Debunking Common Nail Polish Myths

Debunking Common Nail Polish Myths

If you’ve always been someone who enjoys the beauty and fashion of colorful nail polish, it’s likely you’ve also been exposed to the many myths that exist about nail polish. There have been many myths that have picked up steam over the decades about nail polish, from its supposed effects on your natural nails to how you should prep your nails before using polish. Learn more as we go about debunking common nail polish myths below.

Nail Polish and Cosmetics Are Bad for Your Nails

Many people have assumed that because nail polish has been made of different chemicals over time, the consistent use of nail polish will be bad for your nails in a long run. Luckily, this common myth is just that—a myth. Your nails are already made up of dead skin cells. The fact that these cells are already dead means they can’t be harmed any further, at least not by something as simple as nail polish. This has actually made it possible for the nail care industry to develop more products that work well with our natural nails. The nail bed, however, is susceptible to damage, as it is still alive. This is why you still shouldn’t use any old chemicals on your nails.

Refrigerating Nail Polish Makes It Last Longer

Another common myth is that nail polish will last longer if you store it in a refrigerator. It’s true that polishes carry an expiration date; unfortunately, it’s not the same as it is food, and refrigeration doesn’t do much to preserve the polish. The cold temperature will actually be damaging to the polish’s formulation. This means the substance will not retain its smooth texture, which will ruin the application process. When the polish is cold, it will become nearly impossible to apply it in a smooth layer. Much of the damage occurs when the polish goes from a cold temperate to room temperature. Keep your polishes in a room temperature environment, sealed and out of the sun.

Cold Water Makes Nail Polish Dry Faster

When you’re waiting for your nail polish to dry, it’s understandable that you may want to find a way to speed up the process. One method that has been recommended by many in the past is to stick your nails in ice water to dry the polish faster. However, this is actually a bad idea.

Part of why this won’t work comes down to a basic understanding of how nail polish dries in the first place. The solvents in the polish have to evaporate, which will never happen with the polish submerged in water. It might harden the top layers, but anything underneath will remain wet. This will make the manicure more prone to dents and more uneven overall.

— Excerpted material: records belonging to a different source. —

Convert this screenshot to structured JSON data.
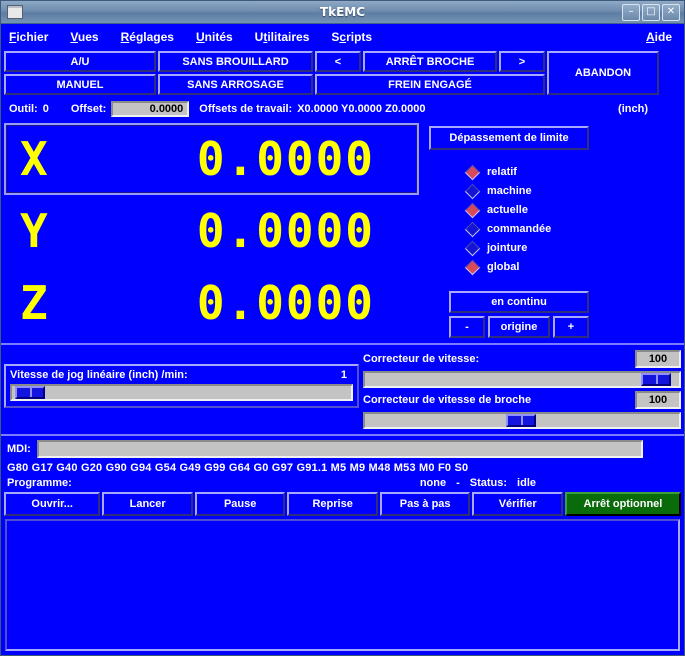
{
  "window": {
    "title": "TkEMC",
    "icon": "window-icon",
    "controls": {
      "minimize": "–",
      "maximize": "□",
      "close": "✕"
    }
  },
  "menubar": {
    "items": [
      {
        "label": "Fichier",
        "mnemonic": "F"
      },
      {
        "label": "Vues",
        "mnemonic": "V"
      },
      {
        "label": "Réglages",
        "mnemonic": "R"
      },
      {
        "label": "Unités",
        "mnemonic": "U"
      },
      {
        "label": "Utilitaires",
        "mnemonic": "t"
      },
      {
        "label": "Scripts",
        "mnemonic": "c"
      }
    ],
    "help": {
      "label": "Aide",
      "mnemonic": "A"
    }
  },
  "toolbar": {
    "estop": "A/U",
    "mode": "MANUEL",
    "mist": "SANS BROUILLARD",
    "flood": "SANS ARROSAGE",
    "spindle_prev": "<",
    "spindle": "ARRÊT BROCHE",
    "spindle_next": ">",
    "brake": "FREIN ENGAGÉ",
    "abort": "ABANDON"
  },
  "status": {
    "tool_label": "Outil:",
    "tool_value": "0",
    "offset_label": "Offset:",
    "offset_value": "0.0000",
    "work_offsets_label": "Offsets de travail:",
    "work_offsets_value": "X0.0000 Y0.0000 Z0.0000",
    "units": "(inch)"
  },
  "dro": {
    "axes": [
      {
        "name": "X",
        "value": "0.0000",
        "selected": true
      },
      {
        "name": "Y",
        "value": "0.0000",
        "selected": false
      },
      {
        "name": "Z",
        "value": "0.0000",
        "selected": false
      }
    ]
  },
  "right_panel": {
    "limit_button": "Dépassement de limite",
    "radios": [
      {
        "label": "relatif",
        "selected": true
      },
      {
        "label": "machine",
        "selected": false
      },
      {
        "label": "actuelle",
        "selected": true
      },
      {
        "label": "commandée",
        "selected": false
      },
      {
        "label": "jointure",
        "selected": false
      },
      {
        "label": "global",
        "selected": true
      }
    ],
    "jog_mode": "en continu",
    "jog_minus": "-",
    "jog_home": "origine",
    "jog_plus": "+"
  },
  "jog_speed": {
    "label": "Vitesse de jog linéaire   (inch)  /min:",
    "value": "1",
    "thumb_percent": 1
  },
  "overrides": {
    "feed": {
      "label": "Correcteur de vitesse:",
      "value": "100",
      "thumb_percent": 88
    },
    "spindle": {
      "label": "Correcteur de vitesse de broche",
      "value": "100",
      "thumb_percent": 45
    }
  },
  "mdi": {
    "label": "MDI:",
    "value": "",
    "placeholder": ""
  },
  "gcodes": "G80 G17 G40 G20 G90 G94 G54 G49 G99 G64 G0 G97 G91.1 M5 M9 M48 M53 M0 F0 S0",
  "program": {
    "label": "Programme:",
    "file": "none",
    "separator": "-",
    "status_label": "Status:",
    "status_value": "idle"
  },
  "buttons": {
    "open": "Ouvrir...",
    "run": "Lancer",
    "pause": "Pause",
    "resume": "Reprise",
    "step": "Pas à pas",
    "verify": "Vérifier",
    "optional_stop": "Arrêt optionnel"
  },
  "colors": {
    "background": "#0000ff",
    "dro_text": "#ffff00",
    "titlebar": "#6e8cae",
    "optional_stop": "#0a6b0a",
    "entry": "#c3c3c3",
    "radio_on": "#d84a5a"
  }
}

Every layer of the polish has to dry properly in order for the final finish to sit correctly.

It’s Okay To Cut Your Cuticles

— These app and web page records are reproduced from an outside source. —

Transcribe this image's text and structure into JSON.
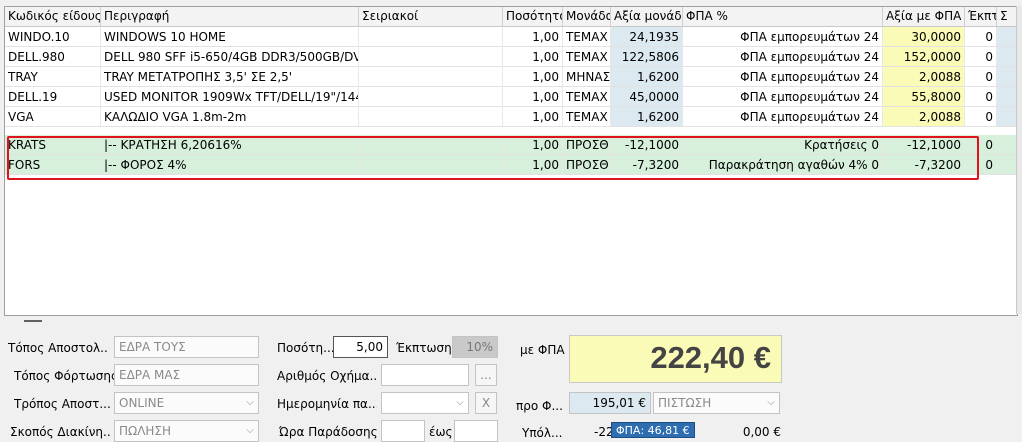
{
  "columns": [
    "Κωδικός είδους",
    "Περιγραφή",
    "Σειριακοί",
    "Ποσότητα",
    "Μονάδα",
    "Αξία μονάδ",
    "ΦΠΑ %",
    "Αξία με ΦΠΑ",
    "Έκπτ",
    "Σ"
  ],
  "rows": [
    {
      "code": "WINDO.10",
      "desc": "WINDOWS 10 HOME",
      "serial": "",
      "qty": "1,00",
      "unit": "TEMAX",
      "price": "24,1935",
      "vat": "ΦΠΑ εμπορευμάτων 24",
      "total": "30,0000",
      "disc": "0"
    },
    {
      "code": "DELL.980",
      "desc": "DELL 980 SFF i5-650/4GB DDR3/500GB/DV",
      "serial": "",
      "qty": "1,00",
      "unit": "TEMAX",
      "price": "122,5806",
      "vat": "ΦΠΑ εμπορευμάτων 24",
      "total": "152,0000",
      "disc": "0"
    },
    {
      "code": "TRAY",
      "desc": "TRAY ΜΕΤΑΤΡΟΠΗΣ 3,5' ΣΕ 2,5'",
      "serial": "",
      "qty": "1,00",
      "unit": "ΜΗΝΑΣ",
      "price": "1,6200",
      "vat": "ΦΠΑ εμπορευμάτων 24",
      "total": "2,0088",
      "disc": "0"
    },
    {
      "code": "DELL.19",
      "desc": "USED MONITOR 1909Wx TFT/DELL/19\"/144",
      "serial": "",
      "qty": "1,00",
      "unit": "TEMAX",
      "price": "45,0000",
      "vat": "ΦΠΑ εμπορευμάτων 24",
      "total": "55,8000",
      "disc": "0"
    },
    {
      "code": "VGA",
      "desc": "ΚΑΛΩΔΙΟ VGA 1.8m-2m",
      "serial": "",
      "qty": "1,00",
      "unit": "TEMAX",
      "price": "1,6200",
      "vat": "ΦΠΑ εμπορευμάτων 24",
      "total": "2,0088",
      "disc": "0"
    },
    {
      "code": "KRATS",
      "desc": "|-- ΚΡΑΤΗΣΗ 6,20616%",
      "serial": "",
      "qty": "1,00",
      "unit": "ΠΡΟΣΘ",
      "price": "-12,1000",
      "vat": "Κρατήσεις 0",
      "total": "-12,1000",
      "disc": "0"
    },
    {
      "code": "FORS",
      "desc": "|-- ΦΟΡΟΣ 4%",
      "serial": "",
      "qty": "1,00",
      "unit": "ΠΡΟΣΘ",
      "price": "-7,3200",
      "vat": "Παρακράτηση αγαθών 4% 0",
      "total": "-7,3200",
      "disc": "0"
    }
  ],
  "form": {
    "topos_apostolis_label": "Τόπος Αποστολ...",
    "topos_apostolis_value": "ΕΔΡΑ ΤΟΥΣ",
    "topos_fortosis_label": "Τόπος Φόρτωσης",
    "topos_fortosis_value": "ΕΔΡΑ ΜΑΣ",
    "tropos_apostolis_label": "Τρόπος Αποστ...",
    "tropos_apostolis_value": "ONLINE",
    "skopos_label": "Σκοπός Διακίνη...",
    "skopos_value": "ΠΩΛΗΣΗ",
    "posotita_label": "Ποσότη...",
    "posotita_value": "5,00",
    "ekptosi_label": "Έκπτωση",
    "ekptosi_value": "10%",
    "arithmos_label": "Αριθμός Οχήμα...",
    "arithmos_btn": "...",
    "imerominia_label": "Ημερομηνία πα...",
    "imerominia_clear": "X",
    "ora_label": "Ώρα Παράδοσης",
    "eos_label": "έως",
    "me_fpa_label": "με ΦΠΑ",
    "total_value": "222,40 €",
    "pro_fpa_label": "προ Φ...",
    "pro_fpa_value": "195,01 €",
    "payment_value": "ΠΙΣΤΩΣΗ",
    "ypoloipo_label": "Υπόλ...",
    "ypoloipo_value": "-22",
    "tooltip": "ΦΠΑ: 46,81 €",
    "right_value": "0,00 €"
  }
}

Many assume that you should always push your cuticles back or even go as far as trimming them to give the polish more nail space and avoid getting polish on the cuticles. It’s true that you want to avoid getting polish on your cuticle, as this could cause the manicure to start lifting as it flakes off your cuticle. But you can achieve this by simply painting your coats more cautiously.

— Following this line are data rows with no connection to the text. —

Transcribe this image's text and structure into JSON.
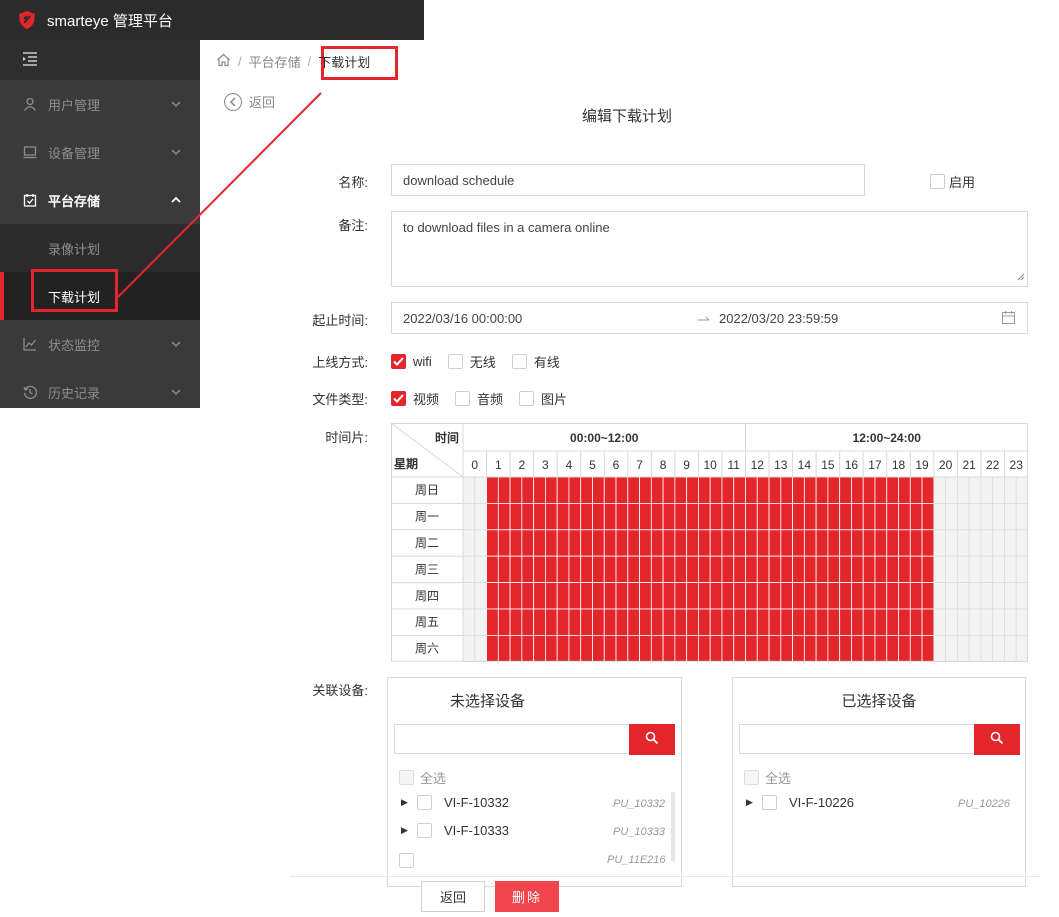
{
  "app": {
    "title": "smarteye 管理平台"
  },
  "sidebar": {
    "items": [
      {
        "label": "用户管理",
        "icon": "user-icon"
      },
      {
        "label": "设备管理",
        "icon": "monitor-icon"
      },
      {
        "label": "平台存储",
        "icon": "calendar-check-icon"
      },
      {
        "label": "状态监控",
        "icon": "chart-line-icon"
      },
      {
        "label": "历史记录",
        "icon": "history-icon"
      }
    ],
    "sub_items": [
      {
        "label": "录像计划"
      },
      {
        "label": "下载计划"
      }
    ]
  },
  "breadcrumb": {
    "home_icon": "home-icon",
    "sep": "/",
    "level1": "平台存储",
    "current": "下载计划"
  },
  "back": {
    "label": "返回"
  },
  "form": {
    "title": "编辑下载计划",
    "name_label": "名称:",
    "name_value": "download schedule",
    "enable_label": "启用",
    "enabled": false,
    "remark_label": "备注:",
    "remark_value": "to download files in a camera online",
    "time_label": "起止时间:",
    "start_time": "2022/03/16 00:00:00",
    "end_time": "2022/03/20 23:59:59",
    "online_label": "上线方式:",
    "online_options": [
      {
        "label": "wifi",
        "checked": true
      },
      {
        "label": "无线",
        "checked": false
      },
      {
        "label": "有线",
        "checked": false
      }
    ],
    "filetype_label": "文件类型:",
    "filetype_options": [
      {
        "label": "视频",
        "checked": true
      },
      {
        "label": "音频",
        "checked": false
      },
      {
        "label": "图片",
        "checked": false
      }
    ],
    "timeslot_label": "时间片:",
    "device_label": "关联设备:"
  },
  "schedule": {
    "corner_top": "时间",
    "corner_bottom": "星期",
    "am_header": "00:00~12:00",
    "pm_header": "12:00~24:00",
    "hours": [
      "0",
      "1",
      "2",
      "3",
      "4",
      "5",
      "6",
      "7",
      "8",
      "9",
      "10",
      "11",
      "12",
      "13",
      "14",
      "15",
      "16",
      "17",
      "18",
      "19",
      "20",
      "21",
      "22",
      "23"
    ],
    "days": [
      "周日",
      "周一",
      "周二",
      "周三",
      "周四",
      "周五",
      "周六"
    ],
    "selected_from_hour": 1,
    "selected_to_hour": 20,
    "fill_color": "#e3262c"
  },
  "devices": {
    "unselected_title": "未选择设备",
    "selected_title": "已选择设备",
    "select_all": "全选",
    "unselected": [
      {
        "name": "VI-F-10332",
        "tag": "PU_10332"
      },
      {
        "name": "VI-F-10333",
        "tag": "PU_10333"
      },
      {
        "name": "",
        "tag": "PU_11E216"
      }
    ],
    "selected": [
      {
        "name": "VI-F-10226",
        "tag": "PU_10226"
      }
    ]
  },
  "actions": {
    "back": "返回",
    "delete": "删除"
  },
  "colors": {
    "accent": "#e3262c",
    "sidebar_bg": "#3a3a3a",
    "topbar_bg": "#2b2b2b"
  }
}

Cutting your cuticles can quickly damage them. Damaging your cuticles can affect the growth of your nail. Even if it’s not to the point of damaging your nail, removal of the cuticle could open you up to infection since cuticles protect bacteria from collecting underneath the skin. Moisturizing your fingers with cuticle oil is the best way to keep your cuticles healthy and soft.

Your Nails Need Time To Breathe

Looking into the claim that your nails need time to breathe is another important part of debunking common nail polish myths. The belief comes from the concept that if you are going from one manicure to another and your nails are constantly being coated in polishes, you’re never giving them the proper time to breathe. This is a myth because your nails never truly need to breathe. Our fingernails don’t get anything from the air. Nails receive their nutrients from our bloodstream, so keeping them exposed to the air for specific amounts of time really does nothing for them.

Artificial Enhancements Ruin Natural Nails

Word has spread over time that any artificial nail enhancements will damage your nails, especially after consistent use. There is some proof that certain application and removal processes have the ability to cause harm to the natural nail, but there are methods that are safer for your nails. Ultimately, nail enhancements are not bad for your nails so long as you make sure you are being cautious with your application or removal processes. It gets risky when people start rushing through the steps. Take your time and make sure to use the proper tools.

Nails Should Be Soaked Before Adding Polish

This idea claims that you should be soaking your nails thoroughly before any manicure and polish application. Not only is this a bad idea, but it doesn’t even work the way many people believe. The soaking will simply soften the nails. Water can also breed a high number of bacteria, which can easily lead to infections. Finally, because the nail will soak up the water, it will cause the enamel to not fully adhere to the polish the way it should, potentially ruining your manicure. It can cause small fissures in the varnish, as well, leading to chipping of the nail polish.

Remover Can Be Added To Thin Clumpy Polish

The idea has been thrown around that if your nail polish has become too thick or clumpy over time, you can thin it out by adding acetone or another polish remover to it. If you do this, the chemical composition of the polish will be damaged, causing the manicure to easily chip, discolor, and dry out while it’s still in the bottle.

Giving yourself the best manicure will be easy with the right tools. At Kiara Sky Nails, you will find professional nail equipment that will help enhance the look and feel of your nails.

Debunking Common Nail Polish Myths